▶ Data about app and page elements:
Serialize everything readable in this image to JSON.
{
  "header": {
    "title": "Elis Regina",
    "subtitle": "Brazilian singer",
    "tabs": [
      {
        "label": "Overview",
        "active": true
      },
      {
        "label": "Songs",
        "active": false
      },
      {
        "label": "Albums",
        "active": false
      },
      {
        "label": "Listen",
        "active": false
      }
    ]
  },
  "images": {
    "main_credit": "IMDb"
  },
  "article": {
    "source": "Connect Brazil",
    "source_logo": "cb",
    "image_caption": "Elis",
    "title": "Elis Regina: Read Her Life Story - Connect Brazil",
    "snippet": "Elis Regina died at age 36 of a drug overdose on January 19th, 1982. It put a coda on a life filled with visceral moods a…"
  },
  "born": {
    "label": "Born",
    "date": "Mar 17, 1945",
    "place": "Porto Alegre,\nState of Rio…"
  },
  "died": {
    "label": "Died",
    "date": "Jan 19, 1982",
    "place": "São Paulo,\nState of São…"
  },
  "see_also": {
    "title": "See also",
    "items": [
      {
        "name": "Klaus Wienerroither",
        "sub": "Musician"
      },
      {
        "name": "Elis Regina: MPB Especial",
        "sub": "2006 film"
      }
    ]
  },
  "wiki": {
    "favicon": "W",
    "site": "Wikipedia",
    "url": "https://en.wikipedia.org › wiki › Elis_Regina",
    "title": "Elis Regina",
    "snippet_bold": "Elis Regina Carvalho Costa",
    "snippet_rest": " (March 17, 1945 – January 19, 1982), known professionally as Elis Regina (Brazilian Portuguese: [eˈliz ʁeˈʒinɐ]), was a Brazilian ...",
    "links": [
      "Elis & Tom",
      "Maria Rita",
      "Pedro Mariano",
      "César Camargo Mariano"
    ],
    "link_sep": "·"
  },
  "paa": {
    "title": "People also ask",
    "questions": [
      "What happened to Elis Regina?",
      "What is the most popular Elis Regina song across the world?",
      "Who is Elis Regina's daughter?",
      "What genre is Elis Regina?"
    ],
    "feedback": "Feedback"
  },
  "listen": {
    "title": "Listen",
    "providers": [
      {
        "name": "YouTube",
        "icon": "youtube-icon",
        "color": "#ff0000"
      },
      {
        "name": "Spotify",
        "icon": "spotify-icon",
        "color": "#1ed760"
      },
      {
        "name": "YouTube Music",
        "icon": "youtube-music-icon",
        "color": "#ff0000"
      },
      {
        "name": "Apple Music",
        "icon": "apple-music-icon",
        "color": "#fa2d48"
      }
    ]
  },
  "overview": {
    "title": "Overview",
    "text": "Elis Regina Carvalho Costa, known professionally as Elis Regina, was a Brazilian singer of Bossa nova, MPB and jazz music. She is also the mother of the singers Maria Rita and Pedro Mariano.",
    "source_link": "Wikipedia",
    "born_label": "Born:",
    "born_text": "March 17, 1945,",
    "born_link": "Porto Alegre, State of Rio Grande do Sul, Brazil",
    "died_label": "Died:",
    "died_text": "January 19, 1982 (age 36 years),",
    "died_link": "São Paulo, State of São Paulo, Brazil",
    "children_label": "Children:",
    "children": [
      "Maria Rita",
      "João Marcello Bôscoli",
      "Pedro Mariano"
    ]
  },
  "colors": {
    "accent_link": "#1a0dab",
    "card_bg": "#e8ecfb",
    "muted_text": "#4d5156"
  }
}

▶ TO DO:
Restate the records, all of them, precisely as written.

▶ ANSWER SPACE:
Serialize everything readable in this image to JSON.
{
  "header": {
    "title": "Elis Regina",
    "subtitle": "Brazilian singer",
    "tabs": [
      {
        "label": "Overview",
        "active": true
      },
      {
        "label": "Songs",
        "active": false
      },
      {
        "label": "Albums",
        "active": false
      },
      {
        "label": "Listen",
        "active": false
      }
    ]
  },
  "images": {
    "main_credit": "IMDb"
  },
  "article": {
    "source": "Connect Brazil",
    "source_logo": "cb",
    "image_caption": "Elis",
    "title": "Elis Regina: Read Her Life Story - Connect Brazil",
    "snippet": "Elis Regina died at age 36 of a drug overdose on January 19th, 1982. It put a coda on a life filled with visceral moods a…"
  },
  "born": {
    "label": "Born",
    "date": "Mar 17, 1945",
    "place": "Porto Alegre,\nState of Rio…"
  },
  "died": {
    "label": "Died",
    "date": "Jan 19, 1982",
    "place": "São Paulo,\nState of São…"
  },
  "see_also": {
    "title": "See also",
    "items": [
      {
        "name": "Klaus Wienerroither",
        "sub": "Musician"
      },
      {
        "name": "Elis Regina: MPB Especial",
        "sub": "2006 film"
      }
    ]
  },
  "wiki": {
    "favicon": "W",
    "site": "Wikipedia",
    "url": "https://en.wikipedia.org › wiki › Elis_Regina",
    "title": "Elis Regina",
    "snippet_bold": "Elis Regina Carvalho Costa",
    "snippet_rest": " (March 17, 1945 – January 19, 1982), known professionally as Elis Regina (Brazilian Portuguese: [eˈliz ʁeˈʒinɐ]), was a Brazilian ...",
    "links": [
      "Elis & Tom",
      "Maria Rita",
      "Pedro Mariano",
      "César Camargo Mariano"
    ],
    "link_sep": "·"
  },
  "paa": {
    "title": "People also ask",
    "questions": [
      "What happened to Elis Regina?",
      "What is the most popular Elis Regina song across the world?",
      "Who is Elis Regina's daughter?",
      "What genre is Elis Regina?"
    ],
    "feedback": "Feedback"
  },
  "listen": {
    "title": "Listen",
    "providers": [
      {
        "name": "YouTube",
        "icon": "youtube-icon",
        "color": "#ff0000"
      },
      {
        "name": "Spotify",
        "icon": "spotify-icon",
        "color": "#1ed760"
      },
      {
        "name": "YouTube Music",
        "icon": "youtube-music-icon",
        "color": "#ff0000"
      },
      {
        "name": "Apple Music",
        "icon": "apple-music-icon",
        "color": "#fa2d48"
      }
    ]
  },
  "overview": {
    "title": "Overview",
    "text": "Elis Regina Carvalho Costa, known professionally as Elis Regina, was a Brazilian singer of Bossa nova, MPB and jazz music. She is also the mother of the singers Maria Rita and Pedro Mariano.",
    "source_link": "Wikipedia",
    "born_label": "Born:",
    "born_text": "March 17, 1945,",
    "born_link": "Porto Alegre, State of Rio Grande do Sul, Brazil",
    "died_label": "Died:",
    "died_text": "January 19, 1982 (age 36 years),",
    "died_link": "São Paulo, State of São Paulo, Brazil",
    "children_label": "Children:",
    "children": [
      "Maria Rita",
      "João Marcello Bôscoli",
      "Pedro Mariano"
    ]
  },
  "colors": {
    "accent_link": "#1a0dab",
    "card_bg": "#e8ecfb",
    "muted_text": "#4d5156"
  }
}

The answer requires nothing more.